§ **Information shown**
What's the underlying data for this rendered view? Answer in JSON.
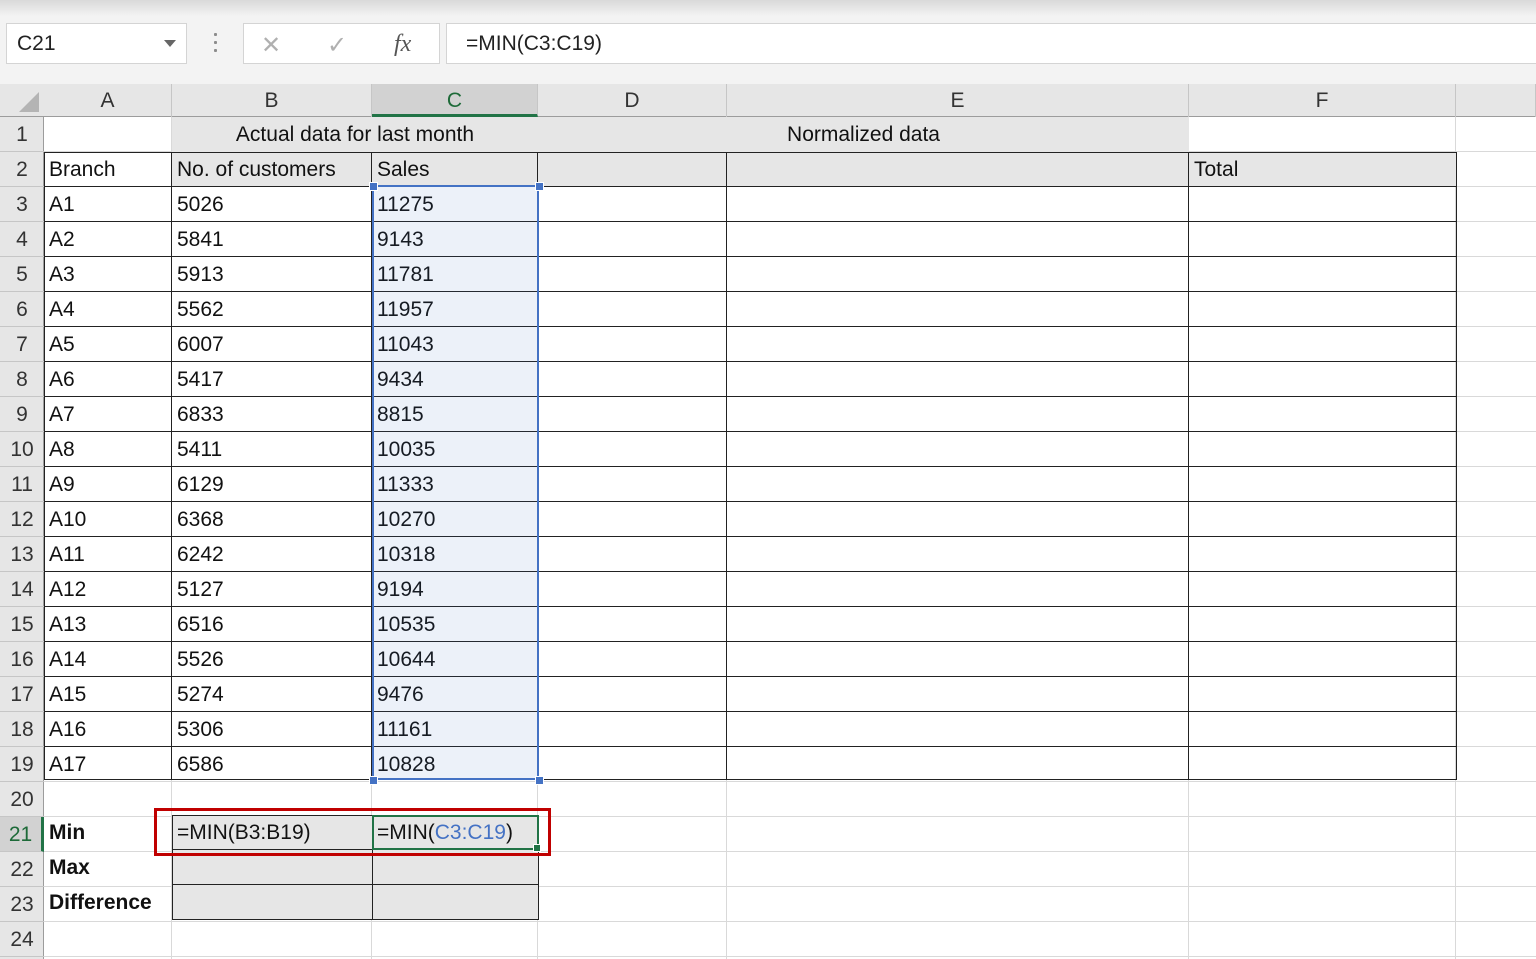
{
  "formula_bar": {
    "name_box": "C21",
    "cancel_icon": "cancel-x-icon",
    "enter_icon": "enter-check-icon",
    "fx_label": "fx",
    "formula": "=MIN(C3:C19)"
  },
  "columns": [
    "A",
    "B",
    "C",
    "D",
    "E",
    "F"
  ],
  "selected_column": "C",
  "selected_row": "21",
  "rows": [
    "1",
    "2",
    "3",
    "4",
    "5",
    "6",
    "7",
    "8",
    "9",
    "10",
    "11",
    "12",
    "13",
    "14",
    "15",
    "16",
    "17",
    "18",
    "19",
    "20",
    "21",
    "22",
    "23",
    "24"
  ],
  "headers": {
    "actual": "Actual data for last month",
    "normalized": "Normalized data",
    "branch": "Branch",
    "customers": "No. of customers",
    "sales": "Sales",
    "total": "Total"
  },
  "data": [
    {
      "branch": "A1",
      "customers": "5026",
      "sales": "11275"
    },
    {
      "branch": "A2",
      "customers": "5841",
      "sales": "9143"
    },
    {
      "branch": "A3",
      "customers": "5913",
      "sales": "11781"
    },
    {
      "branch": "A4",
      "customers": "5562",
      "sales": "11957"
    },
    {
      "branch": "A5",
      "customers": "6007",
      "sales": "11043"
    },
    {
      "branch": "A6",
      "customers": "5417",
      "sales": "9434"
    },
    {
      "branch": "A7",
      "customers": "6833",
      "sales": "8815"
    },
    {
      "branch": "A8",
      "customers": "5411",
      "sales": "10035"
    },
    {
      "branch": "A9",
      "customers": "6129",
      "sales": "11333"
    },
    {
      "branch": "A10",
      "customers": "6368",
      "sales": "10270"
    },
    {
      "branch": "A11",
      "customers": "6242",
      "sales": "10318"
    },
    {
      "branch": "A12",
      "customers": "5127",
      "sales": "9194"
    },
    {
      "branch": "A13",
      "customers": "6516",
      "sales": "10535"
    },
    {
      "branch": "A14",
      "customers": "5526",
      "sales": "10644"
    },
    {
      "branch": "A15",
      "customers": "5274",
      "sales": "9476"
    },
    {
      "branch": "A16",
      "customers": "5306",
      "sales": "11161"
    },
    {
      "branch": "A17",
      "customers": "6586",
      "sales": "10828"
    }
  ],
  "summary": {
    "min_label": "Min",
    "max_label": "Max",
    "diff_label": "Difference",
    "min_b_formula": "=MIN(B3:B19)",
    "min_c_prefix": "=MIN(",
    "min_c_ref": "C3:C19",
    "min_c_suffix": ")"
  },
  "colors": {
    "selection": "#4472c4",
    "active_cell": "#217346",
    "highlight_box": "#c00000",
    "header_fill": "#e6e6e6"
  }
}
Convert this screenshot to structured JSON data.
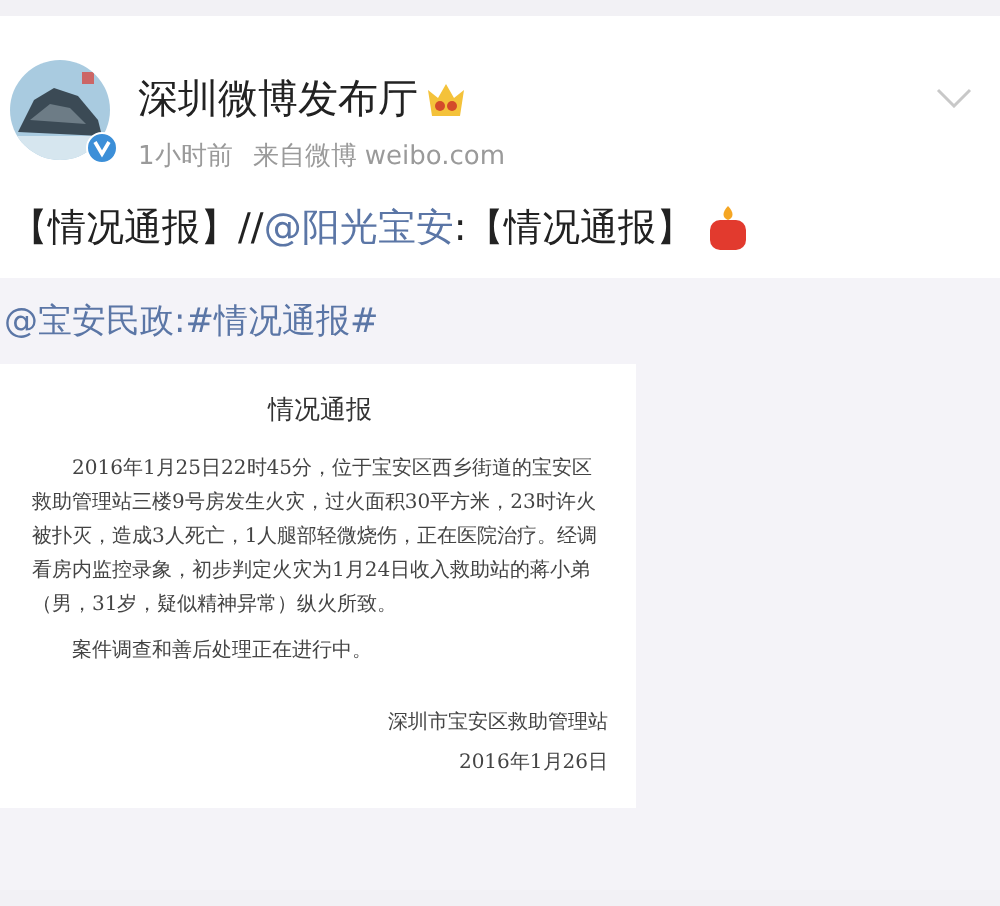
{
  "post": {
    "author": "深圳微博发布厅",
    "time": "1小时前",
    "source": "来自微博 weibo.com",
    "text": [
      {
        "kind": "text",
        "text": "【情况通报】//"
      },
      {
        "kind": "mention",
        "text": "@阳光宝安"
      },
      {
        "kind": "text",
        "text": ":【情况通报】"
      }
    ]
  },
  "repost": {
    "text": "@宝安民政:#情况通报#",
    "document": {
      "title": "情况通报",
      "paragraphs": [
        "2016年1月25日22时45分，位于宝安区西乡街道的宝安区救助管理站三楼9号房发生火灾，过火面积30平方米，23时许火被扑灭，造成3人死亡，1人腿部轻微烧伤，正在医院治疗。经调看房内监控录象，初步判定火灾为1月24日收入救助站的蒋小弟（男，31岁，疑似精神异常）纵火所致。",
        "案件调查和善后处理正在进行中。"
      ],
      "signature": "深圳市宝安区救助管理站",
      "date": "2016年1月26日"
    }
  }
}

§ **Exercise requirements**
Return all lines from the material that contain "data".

§ **Output for this exercise**
What's the underlying data for this rendered view? Answer in JSON.
    "actual": "Actual data for last month",
    "normalized": "Normalized data",
  "data": [
Convert this screenshot to structured JSON data.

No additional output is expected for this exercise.